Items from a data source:
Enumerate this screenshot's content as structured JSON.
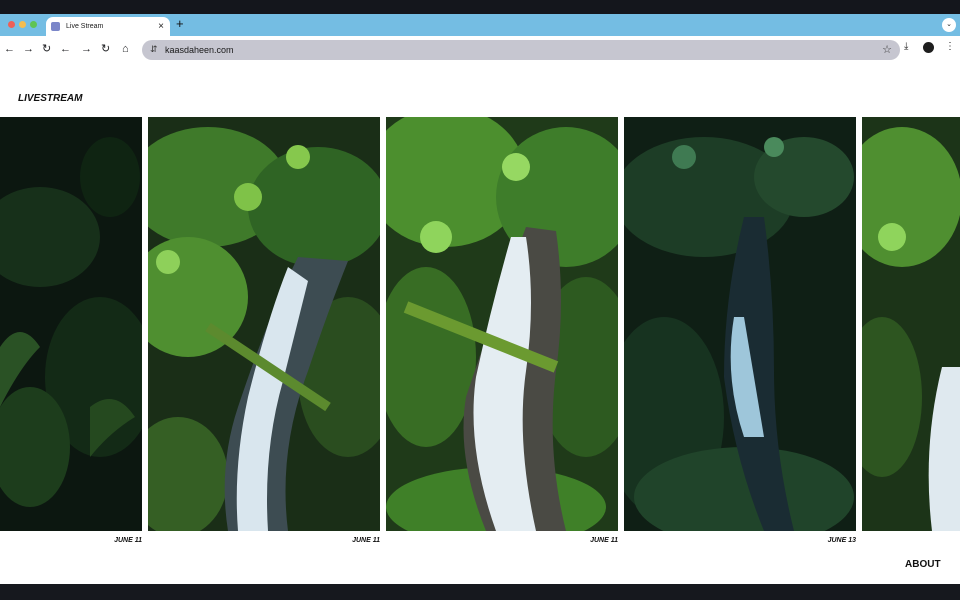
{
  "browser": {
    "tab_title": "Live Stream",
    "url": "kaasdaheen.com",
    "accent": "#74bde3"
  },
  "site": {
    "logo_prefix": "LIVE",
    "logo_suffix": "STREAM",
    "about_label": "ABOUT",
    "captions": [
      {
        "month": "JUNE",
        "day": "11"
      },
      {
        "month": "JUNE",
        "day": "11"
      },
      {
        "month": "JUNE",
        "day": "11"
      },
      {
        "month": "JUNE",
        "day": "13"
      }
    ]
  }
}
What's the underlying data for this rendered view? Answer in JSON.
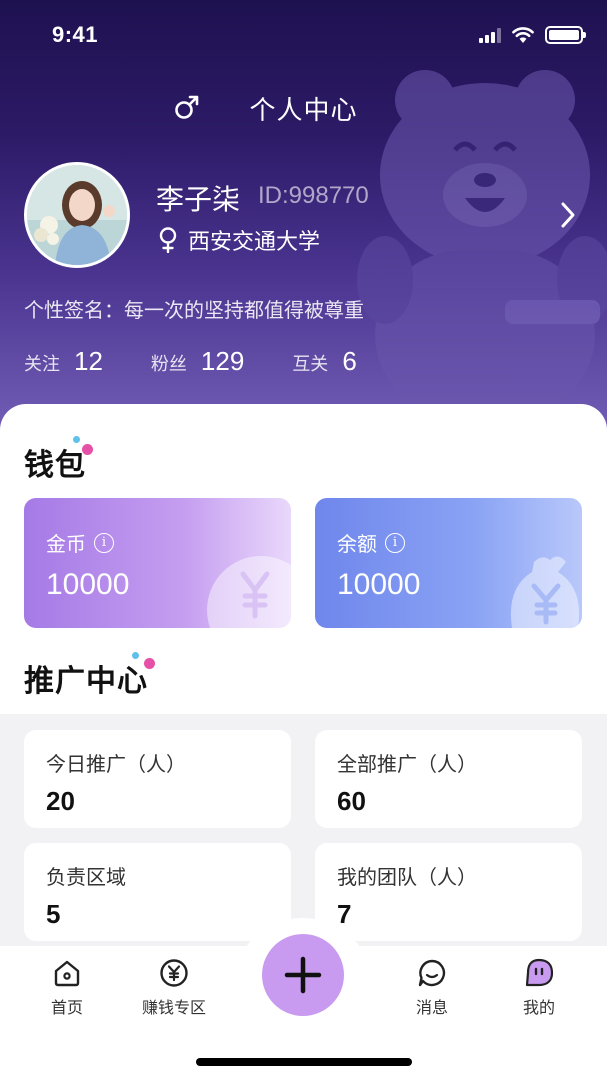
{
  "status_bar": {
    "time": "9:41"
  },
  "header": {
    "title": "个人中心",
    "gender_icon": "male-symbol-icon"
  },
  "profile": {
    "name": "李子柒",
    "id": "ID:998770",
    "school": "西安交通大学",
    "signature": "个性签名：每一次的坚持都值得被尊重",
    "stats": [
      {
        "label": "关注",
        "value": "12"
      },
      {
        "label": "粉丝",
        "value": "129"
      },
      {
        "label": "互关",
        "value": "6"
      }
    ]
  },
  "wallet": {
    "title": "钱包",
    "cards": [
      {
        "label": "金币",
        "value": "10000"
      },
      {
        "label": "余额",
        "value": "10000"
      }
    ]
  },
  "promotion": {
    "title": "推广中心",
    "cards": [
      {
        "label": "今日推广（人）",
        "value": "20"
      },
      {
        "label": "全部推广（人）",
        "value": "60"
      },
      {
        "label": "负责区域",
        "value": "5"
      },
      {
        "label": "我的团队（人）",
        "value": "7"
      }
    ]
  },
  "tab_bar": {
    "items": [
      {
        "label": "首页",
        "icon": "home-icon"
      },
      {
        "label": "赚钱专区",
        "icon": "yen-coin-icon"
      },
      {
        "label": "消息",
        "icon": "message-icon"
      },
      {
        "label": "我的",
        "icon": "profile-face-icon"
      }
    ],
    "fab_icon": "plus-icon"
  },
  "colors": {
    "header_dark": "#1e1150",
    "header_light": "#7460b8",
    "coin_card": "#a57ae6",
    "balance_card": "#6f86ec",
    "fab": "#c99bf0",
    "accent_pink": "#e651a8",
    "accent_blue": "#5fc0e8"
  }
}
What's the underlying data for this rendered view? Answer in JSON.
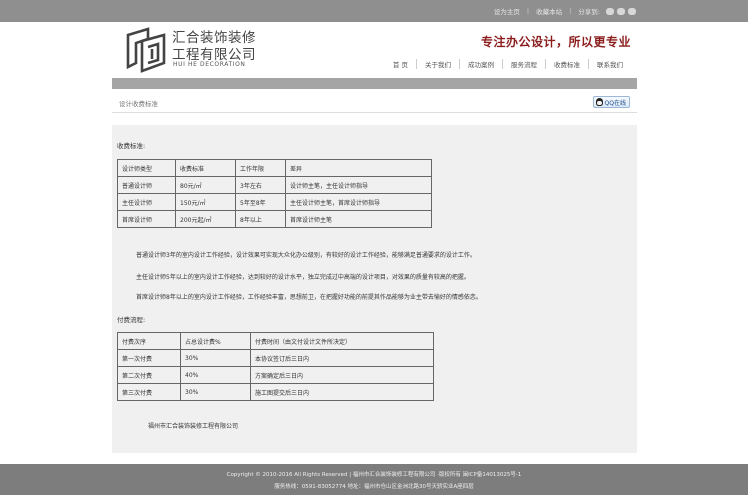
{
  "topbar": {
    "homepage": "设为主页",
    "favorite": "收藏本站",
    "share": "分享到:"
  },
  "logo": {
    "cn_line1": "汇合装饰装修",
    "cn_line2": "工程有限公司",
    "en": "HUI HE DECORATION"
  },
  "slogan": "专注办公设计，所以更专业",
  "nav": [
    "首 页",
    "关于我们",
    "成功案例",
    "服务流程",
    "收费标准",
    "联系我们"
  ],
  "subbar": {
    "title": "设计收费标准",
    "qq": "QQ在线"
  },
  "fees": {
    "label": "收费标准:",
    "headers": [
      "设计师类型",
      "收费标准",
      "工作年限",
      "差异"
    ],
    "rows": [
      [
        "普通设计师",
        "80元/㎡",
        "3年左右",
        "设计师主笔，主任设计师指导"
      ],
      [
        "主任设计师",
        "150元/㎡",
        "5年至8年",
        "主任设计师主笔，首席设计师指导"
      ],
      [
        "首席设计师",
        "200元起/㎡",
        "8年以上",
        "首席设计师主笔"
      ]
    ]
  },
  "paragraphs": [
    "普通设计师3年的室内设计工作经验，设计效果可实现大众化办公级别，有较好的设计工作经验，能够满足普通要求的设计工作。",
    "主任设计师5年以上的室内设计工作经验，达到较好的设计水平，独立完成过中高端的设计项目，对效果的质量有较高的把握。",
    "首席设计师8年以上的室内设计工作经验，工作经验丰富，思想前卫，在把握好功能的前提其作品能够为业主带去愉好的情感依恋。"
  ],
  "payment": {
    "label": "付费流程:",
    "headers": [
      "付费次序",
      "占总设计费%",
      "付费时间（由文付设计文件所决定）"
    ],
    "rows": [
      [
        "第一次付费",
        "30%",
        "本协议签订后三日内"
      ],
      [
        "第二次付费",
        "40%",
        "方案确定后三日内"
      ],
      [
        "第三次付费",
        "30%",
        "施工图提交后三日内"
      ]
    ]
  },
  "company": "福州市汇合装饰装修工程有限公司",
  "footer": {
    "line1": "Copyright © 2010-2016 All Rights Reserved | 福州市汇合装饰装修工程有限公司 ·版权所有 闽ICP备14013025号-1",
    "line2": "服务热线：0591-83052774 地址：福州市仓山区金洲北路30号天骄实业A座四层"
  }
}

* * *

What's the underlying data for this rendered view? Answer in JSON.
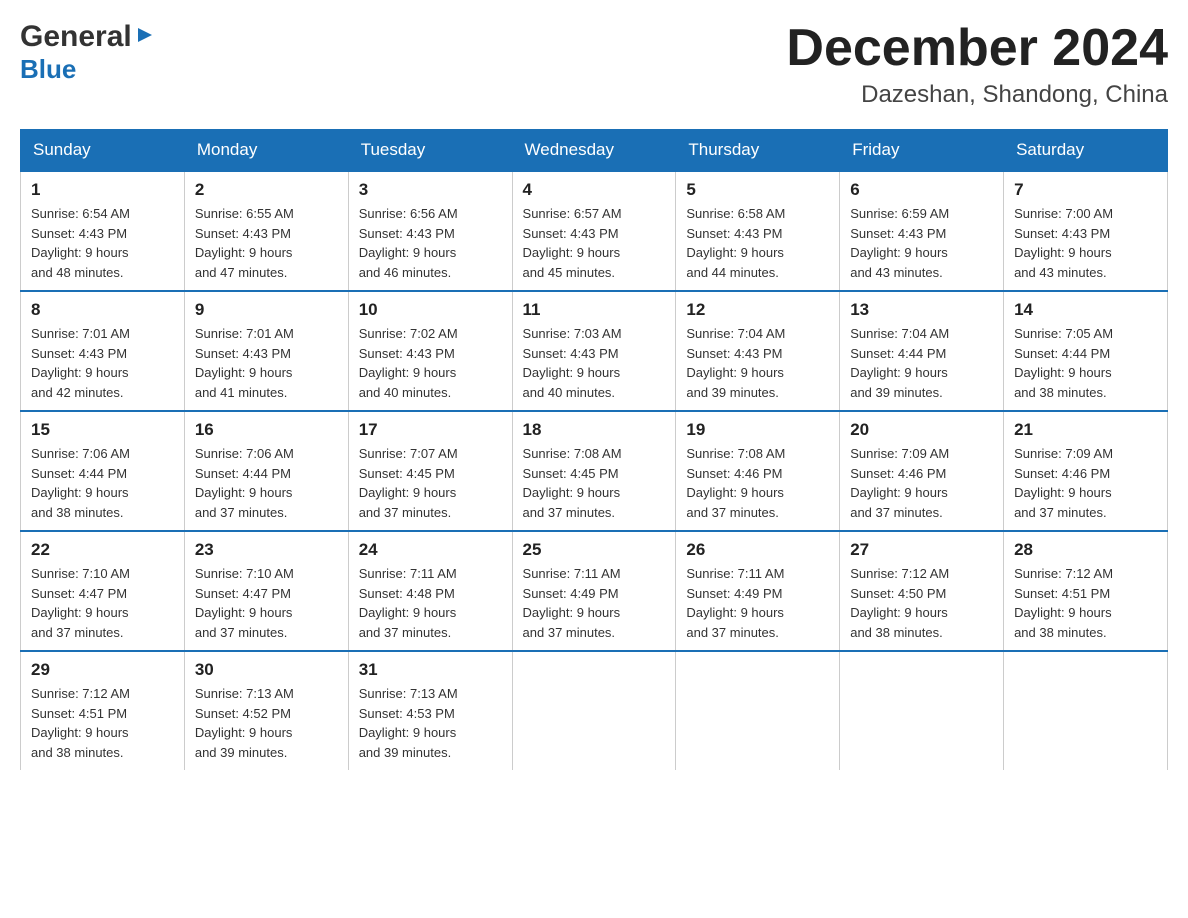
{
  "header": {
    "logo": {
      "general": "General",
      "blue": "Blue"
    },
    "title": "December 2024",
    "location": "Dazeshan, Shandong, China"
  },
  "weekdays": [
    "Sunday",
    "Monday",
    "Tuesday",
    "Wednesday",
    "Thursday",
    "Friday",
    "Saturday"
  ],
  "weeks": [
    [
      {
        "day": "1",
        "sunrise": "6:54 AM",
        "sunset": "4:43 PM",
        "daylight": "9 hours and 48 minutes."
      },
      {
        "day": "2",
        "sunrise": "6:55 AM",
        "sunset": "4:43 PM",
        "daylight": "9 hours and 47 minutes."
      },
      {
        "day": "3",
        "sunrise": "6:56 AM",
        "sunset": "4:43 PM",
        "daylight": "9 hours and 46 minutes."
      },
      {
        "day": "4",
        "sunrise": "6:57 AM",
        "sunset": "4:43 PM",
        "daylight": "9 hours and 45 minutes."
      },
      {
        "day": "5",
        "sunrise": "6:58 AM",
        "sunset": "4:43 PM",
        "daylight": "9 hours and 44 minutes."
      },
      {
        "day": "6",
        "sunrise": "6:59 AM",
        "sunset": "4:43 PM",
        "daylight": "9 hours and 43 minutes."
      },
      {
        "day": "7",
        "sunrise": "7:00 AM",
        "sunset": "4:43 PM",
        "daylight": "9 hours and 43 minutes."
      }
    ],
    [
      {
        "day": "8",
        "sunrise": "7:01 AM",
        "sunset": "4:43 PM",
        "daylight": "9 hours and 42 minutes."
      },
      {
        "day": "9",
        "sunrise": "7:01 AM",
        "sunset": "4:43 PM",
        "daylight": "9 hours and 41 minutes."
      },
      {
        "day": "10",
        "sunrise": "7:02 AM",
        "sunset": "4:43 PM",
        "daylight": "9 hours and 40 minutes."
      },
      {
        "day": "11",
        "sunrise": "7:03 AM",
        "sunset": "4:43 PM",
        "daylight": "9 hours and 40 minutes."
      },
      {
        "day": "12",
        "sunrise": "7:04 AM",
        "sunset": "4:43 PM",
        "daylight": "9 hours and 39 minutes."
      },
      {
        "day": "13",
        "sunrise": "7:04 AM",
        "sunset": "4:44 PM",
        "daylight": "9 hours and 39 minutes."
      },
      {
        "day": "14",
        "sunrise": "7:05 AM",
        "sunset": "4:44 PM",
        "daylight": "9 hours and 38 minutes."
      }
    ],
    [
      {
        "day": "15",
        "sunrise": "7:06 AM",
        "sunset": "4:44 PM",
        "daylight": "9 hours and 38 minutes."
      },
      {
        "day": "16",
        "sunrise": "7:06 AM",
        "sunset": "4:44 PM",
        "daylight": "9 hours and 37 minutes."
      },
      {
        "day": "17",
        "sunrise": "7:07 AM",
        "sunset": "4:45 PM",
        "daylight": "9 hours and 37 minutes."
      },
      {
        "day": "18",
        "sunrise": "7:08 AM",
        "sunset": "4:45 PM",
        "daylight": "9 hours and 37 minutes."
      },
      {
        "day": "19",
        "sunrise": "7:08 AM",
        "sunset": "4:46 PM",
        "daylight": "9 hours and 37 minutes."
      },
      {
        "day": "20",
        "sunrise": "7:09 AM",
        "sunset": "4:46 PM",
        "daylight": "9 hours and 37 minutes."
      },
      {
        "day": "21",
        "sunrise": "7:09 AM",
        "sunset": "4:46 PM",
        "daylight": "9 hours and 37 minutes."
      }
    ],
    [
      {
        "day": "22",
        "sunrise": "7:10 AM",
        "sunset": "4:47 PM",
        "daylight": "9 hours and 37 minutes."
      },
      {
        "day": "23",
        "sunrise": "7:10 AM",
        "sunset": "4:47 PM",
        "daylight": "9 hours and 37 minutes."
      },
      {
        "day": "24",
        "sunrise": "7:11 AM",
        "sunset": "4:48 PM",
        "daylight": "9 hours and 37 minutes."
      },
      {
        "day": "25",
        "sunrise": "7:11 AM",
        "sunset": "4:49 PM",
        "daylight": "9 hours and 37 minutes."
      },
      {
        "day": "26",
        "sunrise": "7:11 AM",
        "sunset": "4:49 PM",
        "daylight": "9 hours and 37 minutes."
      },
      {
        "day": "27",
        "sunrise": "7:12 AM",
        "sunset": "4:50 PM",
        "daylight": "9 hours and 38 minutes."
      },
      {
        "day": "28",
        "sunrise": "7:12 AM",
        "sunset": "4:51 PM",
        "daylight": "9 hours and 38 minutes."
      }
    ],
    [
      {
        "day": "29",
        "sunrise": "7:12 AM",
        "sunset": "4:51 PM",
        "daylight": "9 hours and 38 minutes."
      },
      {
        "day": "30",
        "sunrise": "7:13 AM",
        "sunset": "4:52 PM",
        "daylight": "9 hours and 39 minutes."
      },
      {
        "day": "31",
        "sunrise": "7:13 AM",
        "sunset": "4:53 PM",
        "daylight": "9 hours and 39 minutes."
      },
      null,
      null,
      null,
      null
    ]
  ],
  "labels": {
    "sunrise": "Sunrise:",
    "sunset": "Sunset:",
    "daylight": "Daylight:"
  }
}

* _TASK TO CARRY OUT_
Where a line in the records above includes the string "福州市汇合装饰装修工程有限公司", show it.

* _ANSWER SPACE_
  "company": "福州市汇合装饰装修工程有限公司",
    "line1": "Copyright © 2010-2016 All Rights Reserved | 福州市汇合装饰装修工程有限公司 ·版权所有 闽ICP备14013025号-1",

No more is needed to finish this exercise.